Surfing_40_17250739.jpg

The week of 25-29 January 2010 is going to be absolutely awesome in Cambridge. There are three great events that you need to attend.

Of these, it’s most important that you come to the Cambridge Tech Meetup. We’ll be kicking the year off with a bang and six “wicked awesome” technology demos, from people/companies based in Cambridge.

Tuesday – January 26th – Enterprise Tuesday

Time: 6:30-7:30pm lecture (registration from 6pm, networking afterward)
Location: Lecture Theatre 0, Engineering Department, Trumpington Street
Speakers: Neil Davidson, Co-Founder and joint CEO, Red Gate Software; Steve Barlow, Co-Founder, Alphamosaic; Alex Mehta, Communications Director, Judicium

Enterprise Tuesday is a great event, and the topic for next week is “Building a Dream Team.” I recommend this specifically because I think incredibly highly of Neil Davidson, who co-founded Red Gate software and continues to serve as co-CEO. (In addition to founding the Business of Software conference, serving as Chairman of the Cambridge Network, and starting the Springboard programme at Red Gate.)

Link: http://www.cfel.jbs.cam.ac.uk/programmes/enterprise/timetable.html

*** Wednesday – January 27th – Cambridge Tech Meetup ***

Time: 6:30pm doors for 7pm start of demos (additional Q&A and discussion afterward)
Location: Lecture Theatre 1, Judge Business School, Trumpington Street

If you have to pick one event, come to the Cambridge Tech Meetup! (Yes, I started it with the help of many, many others.)

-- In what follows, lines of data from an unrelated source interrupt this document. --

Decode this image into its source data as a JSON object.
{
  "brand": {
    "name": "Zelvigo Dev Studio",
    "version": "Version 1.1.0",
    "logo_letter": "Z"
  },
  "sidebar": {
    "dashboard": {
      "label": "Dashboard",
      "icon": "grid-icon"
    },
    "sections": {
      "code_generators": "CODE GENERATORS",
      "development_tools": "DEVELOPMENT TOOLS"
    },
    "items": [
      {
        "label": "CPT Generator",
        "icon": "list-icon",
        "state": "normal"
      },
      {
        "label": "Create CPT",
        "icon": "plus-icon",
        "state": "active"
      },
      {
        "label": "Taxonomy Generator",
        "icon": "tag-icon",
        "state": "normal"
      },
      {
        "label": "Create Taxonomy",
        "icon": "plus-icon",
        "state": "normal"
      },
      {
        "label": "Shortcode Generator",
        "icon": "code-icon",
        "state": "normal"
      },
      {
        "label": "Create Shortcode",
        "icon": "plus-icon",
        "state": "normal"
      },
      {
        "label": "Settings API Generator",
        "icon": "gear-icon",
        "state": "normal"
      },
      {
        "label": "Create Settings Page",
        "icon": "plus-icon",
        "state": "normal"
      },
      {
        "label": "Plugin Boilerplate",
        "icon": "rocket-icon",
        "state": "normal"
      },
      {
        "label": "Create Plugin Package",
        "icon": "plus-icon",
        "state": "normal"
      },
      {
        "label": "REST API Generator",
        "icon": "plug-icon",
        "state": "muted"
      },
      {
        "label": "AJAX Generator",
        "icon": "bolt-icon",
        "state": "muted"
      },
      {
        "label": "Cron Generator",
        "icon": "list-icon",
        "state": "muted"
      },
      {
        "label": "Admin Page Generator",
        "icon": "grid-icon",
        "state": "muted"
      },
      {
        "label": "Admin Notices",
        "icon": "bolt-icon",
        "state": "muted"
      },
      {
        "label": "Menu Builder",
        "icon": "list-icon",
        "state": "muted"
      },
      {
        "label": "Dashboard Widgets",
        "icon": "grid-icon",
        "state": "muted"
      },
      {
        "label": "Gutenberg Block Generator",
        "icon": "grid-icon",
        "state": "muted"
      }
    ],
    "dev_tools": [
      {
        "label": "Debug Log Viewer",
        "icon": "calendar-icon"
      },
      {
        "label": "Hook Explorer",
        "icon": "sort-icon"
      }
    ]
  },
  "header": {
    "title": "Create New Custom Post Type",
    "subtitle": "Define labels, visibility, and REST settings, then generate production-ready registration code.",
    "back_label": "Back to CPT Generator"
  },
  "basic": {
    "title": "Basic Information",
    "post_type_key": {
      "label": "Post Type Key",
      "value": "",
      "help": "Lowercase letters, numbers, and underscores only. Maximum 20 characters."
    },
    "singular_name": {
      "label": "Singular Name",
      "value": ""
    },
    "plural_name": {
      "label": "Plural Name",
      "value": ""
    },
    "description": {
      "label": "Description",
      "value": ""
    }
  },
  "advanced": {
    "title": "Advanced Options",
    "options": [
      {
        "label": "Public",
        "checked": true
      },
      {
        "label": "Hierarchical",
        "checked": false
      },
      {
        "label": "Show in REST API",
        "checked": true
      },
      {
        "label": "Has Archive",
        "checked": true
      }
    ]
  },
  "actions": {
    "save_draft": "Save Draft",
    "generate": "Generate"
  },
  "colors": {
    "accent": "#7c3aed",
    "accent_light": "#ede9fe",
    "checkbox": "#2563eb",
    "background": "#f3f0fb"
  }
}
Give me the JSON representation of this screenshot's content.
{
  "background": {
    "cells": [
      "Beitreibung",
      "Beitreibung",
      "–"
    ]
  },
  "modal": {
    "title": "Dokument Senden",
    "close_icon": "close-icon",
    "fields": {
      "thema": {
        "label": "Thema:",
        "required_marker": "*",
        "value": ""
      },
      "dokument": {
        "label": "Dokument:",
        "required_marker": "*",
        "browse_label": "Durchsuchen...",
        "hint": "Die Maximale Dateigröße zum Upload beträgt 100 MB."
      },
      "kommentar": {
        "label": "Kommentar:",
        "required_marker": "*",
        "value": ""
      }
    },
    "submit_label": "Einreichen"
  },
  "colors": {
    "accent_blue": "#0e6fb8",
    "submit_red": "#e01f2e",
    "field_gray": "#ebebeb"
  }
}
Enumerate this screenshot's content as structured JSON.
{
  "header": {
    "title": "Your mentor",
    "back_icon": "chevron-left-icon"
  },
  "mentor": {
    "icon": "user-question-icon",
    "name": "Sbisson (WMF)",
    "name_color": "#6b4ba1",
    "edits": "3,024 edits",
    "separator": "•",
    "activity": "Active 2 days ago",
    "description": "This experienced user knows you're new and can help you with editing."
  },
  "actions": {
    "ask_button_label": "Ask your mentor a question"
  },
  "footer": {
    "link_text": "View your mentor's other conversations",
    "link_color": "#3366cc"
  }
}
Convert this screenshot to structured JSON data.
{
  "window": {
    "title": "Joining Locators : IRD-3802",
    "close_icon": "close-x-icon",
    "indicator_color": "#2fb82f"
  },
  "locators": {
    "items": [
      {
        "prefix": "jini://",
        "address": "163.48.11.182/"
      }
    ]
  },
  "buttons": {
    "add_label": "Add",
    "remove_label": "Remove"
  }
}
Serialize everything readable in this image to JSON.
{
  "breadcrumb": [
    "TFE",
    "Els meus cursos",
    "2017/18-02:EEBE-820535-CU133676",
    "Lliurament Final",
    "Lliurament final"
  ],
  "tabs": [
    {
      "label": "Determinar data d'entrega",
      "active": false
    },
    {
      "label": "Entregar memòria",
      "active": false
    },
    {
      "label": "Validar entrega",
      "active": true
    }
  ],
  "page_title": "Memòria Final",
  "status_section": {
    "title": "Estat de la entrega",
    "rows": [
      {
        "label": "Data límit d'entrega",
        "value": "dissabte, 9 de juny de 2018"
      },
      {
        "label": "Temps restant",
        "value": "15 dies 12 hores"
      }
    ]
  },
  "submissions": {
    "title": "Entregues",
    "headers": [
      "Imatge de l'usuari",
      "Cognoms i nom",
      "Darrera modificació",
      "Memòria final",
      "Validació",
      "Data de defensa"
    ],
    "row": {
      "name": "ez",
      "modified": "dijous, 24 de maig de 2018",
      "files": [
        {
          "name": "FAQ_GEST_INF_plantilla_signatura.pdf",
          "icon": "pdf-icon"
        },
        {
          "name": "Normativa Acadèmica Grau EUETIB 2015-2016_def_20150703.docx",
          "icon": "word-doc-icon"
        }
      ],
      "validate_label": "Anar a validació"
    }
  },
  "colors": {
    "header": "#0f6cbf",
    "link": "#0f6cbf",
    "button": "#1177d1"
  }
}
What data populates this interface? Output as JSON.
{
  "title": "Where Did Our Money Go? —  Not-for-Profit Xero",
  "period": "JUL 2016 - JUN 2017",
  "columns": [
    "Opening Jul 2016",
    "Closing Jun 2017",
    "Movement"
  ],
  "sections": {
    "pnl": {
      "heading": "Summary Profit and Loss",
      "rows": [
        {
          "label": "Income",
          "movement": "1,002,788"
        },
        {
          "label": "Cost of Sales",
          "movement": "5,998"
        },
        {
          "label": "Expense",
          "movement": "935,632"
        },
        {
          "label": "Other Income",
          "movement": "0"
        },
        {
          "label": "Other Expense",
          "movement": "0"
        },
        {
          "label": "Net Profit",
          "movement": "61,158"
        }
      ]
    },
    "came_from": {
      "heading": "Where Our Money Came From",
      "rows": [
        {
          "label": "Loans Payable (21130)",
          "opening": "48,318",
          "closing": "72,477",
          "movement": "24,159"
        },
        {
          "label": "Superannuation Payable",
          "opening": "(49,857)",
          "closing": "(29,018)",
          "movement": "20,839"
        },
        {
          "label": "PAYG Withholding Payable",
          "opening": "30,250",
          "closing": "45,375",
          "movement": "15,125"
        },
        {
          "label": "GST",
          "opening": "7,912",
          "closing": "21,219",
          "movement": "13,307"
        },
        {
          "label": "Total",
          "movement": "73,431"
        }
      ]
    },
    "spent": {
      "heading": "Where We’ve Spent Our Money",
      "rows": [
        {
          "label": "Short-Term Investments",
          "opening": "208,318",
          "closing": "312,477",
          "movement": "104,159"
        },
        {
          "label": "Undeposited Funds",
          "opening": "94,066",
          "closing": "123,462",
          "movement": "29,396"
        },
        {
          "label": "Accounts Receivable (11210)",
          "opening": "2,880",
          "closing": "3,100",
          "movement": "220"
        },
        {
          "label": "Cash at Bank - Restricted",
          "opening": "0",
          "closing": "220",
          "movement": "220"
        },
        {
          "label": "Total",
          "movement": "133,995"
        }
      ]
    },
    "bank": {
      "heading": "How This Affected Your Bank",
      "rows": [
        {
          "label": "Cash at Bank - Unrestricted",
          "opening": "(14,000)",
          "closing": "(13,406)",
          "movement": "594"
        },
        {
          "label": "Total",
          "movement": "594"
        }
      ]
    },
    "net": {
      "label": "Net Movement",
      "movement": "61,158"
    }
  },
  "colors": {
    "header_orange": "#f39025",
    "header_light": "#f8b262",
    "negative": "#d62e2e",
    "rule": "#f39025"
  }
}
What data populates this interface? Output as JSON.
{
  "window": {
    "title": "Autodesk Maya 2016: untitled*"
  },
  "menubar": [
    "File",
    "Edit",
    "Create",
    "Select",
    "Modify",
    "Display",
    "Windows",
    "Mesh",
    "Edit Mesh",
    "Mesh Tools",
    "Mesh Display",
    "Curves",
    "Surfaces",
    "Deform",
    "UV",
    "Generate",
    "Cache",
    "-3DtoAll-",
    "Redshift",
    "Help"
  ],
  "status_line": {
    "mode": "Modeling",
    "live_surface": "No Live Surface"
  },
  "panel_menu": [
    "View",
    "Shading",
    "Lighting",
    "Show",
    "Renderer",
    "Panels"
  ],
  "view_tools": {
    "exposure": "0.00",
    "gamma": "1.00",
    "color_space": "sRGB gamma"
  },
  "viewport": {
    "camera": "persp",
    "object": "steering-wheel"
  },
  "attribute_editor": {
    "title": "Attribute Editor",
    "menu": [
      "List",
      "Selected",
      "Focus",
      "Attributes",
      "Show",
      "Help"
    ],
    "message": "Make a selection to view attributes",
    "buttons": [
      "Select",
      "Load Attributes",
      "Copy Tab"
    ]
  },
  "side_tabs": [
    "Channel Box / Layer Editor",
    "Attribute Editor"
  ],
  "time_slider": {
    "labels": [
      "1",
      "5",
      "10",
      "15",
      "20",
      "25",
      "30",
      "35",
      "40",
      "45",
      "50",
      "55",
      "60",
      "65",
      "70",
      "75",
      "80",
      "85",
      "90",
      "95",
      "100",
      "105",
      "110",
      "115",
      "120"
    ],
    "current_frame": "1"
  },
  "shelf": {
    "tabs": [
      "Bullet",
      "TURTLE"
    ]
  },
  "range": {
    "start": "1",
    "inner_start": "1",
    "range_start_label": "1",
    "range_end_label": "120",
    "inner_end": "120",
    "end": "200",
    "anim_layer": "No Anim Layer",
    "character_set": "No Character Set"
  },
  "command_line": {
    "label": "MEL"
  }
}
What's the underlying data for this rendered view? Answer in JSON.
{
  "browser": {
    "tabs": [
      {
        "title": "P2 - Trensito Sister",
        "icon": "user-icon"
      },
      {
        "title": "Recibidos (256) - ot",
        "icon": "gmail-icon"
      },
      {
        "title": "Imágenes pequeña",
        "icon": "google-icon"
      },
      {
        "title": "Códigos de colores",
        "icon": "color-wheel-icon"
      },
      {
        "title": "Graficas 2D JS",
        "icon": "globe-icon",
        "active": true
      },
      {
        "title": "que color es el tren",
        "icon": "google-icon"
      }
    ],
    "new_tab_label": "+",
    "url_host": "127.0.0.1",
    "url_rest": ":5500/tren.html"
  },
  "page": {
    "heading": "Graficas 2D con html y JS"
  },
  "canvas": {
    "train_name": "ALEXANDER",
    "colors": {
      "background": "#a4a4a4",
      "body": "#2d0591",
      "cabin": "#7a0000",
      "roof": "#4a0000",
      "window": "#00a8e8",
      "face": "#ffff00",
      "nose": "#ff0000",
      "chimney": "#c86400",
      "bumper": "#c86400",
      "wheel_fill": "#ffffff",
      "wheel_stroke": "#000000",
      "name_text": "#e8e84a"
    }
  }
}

Six products will have has seven minutes to demo their technology/product; all of them developed in Cambridge! Everything from new display technology to cool video search technology to audio analysis and 3d model building via webcam will be demo’ed.

Demo companies/technologies are:

Link for info and to RSVP: http://www.meetup.com/Cambridge-Tech-Meetup/calendar/12221063/

(The sharp-eyed among you will notice that this takes place shortly after the big Apple announcement on the 27th. I’ll be sure to have the screen tuned to a live-blog or tweet-stream until the demo’s kick off.)

Thursday – January 28th – Cambridge Business Lecture: Dan Pink

Time: 6pm start (networking afterward)
Location: Robinson College, Grange Road
Speaker: Dan Pink, best-selling author, writer, speaker

This event is a Cambridge Business Lecture, hosted by the Cambridge Network. Dan Pink is a great author/writer, and I think it’s just fantastic he’ll be speaking in Cambridge. If you’re in town, go.

Link: http://www.cambridgenetwork.co.uk/events/article/default.aspx?objid=65628